Wherever the word "detail" shows up in the data, report the line it sits in.

┌─ EXTRACTED ENTRIES

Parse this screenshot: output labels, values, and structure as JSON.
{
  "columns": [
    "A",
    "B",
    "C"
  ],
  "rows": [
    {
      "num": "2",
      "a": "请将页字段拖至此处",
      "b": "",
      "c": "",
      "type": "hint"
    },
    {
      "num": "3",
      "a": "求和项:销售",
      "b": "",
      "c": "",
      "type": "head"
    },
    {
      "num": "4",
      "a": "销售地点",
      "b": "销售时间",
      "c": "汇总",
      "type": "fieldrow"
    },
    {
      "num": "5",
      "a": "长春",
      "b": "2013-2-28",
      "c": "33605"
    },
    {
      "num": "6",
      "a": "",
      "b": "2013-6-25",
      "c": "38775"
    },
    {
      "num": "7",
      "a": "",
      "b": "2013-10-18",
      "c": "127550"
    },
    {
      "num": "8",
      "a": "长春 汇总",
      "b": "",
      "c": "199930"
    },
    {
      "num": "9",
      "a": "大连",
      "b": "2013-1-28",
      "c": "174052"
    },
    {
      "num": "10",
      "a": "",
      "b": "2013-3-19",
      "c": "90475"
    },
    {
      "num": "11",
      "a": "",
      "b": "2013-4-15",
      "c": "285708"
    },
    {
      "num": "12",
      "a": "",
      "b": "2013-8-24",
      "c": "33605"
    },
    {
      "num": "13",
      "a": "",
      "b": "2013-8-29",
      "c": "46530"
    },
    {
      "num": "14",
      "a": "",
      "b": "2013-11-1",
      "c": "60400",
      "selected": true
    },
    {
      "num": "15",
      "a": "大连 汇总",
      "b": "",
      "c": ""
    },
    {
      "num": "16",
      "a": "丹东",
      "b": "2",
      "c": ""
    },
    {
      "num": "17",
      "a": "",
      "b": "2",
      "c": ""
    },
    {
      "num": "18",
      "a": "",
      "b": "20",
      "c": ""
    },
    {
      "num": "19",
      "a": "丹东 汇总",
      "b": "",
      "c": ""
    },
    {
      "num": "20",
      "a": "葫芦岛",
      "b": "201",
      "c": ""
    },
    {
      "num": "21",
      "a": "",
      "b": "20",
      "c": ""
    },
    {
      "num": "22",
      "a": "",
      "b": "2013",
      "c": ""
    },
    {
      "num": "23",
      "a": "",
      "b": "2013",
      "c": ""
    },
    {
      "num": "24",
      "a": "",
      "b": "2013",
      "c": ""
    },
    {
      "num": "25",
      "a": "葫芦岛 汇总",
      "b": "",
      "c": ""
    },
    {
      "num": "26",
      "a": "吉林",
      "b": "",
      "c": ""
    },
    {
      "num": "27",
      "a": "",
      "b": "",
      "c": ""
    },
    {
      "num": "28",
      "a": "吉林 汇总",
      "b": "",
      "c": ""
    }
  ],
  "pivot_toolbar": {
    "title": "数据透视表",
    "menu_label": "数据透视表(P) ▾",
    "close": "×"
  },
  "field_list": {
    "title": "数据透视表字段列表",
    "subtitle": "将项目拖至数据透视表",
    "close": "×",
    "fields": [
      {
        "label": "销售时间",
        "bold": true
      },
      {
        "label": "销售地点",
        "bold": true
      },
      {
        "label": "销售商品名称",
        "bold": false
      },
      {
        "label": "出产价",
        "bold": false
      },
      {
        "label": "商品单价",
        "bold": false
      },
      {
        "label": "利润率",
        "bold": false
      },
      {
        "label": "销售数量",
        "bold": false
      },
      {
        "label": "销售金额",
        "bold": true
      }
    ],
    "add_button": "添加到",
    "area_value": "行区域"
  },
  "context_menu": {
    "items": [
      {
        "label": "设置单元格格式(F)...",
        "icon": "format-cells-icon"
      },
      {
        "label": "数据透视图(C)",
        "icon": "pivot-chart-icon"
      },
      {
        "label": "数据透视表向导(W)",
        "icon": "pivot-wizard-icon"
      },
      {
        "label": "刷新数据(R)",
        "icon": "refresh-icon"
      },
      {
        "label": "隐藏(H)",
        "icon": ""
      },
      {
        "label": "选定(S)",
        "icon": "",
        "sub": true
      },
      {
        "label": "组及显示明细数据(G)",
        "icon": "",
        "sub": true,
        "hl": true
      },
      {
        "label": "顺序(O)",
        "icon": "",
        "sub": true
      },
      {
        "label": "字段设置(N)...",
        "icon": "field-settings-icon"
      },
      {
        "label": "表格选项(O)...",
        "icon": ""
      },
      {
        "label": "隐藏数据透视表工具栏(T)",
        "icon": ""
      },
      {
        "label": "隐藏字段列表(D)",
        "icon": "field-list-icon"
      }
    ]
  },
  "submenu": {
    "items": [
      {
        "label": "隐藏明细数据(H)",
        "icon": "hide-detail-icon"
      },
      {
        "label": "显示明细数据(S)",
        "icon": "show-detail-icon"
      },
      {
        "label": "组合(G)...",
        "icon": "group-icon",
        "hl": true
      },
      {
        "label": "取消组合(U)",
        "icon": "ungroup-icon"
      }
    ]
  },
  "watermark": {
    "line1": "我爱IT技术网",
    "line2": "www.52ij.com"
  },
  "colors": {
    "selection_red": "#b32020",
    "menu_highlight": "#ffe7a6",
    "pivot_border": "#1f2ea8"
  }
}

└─

**EXPECTED ANSWER**:
        "icon": "hide-detail-icon"
        "icon": "show-detail-icon"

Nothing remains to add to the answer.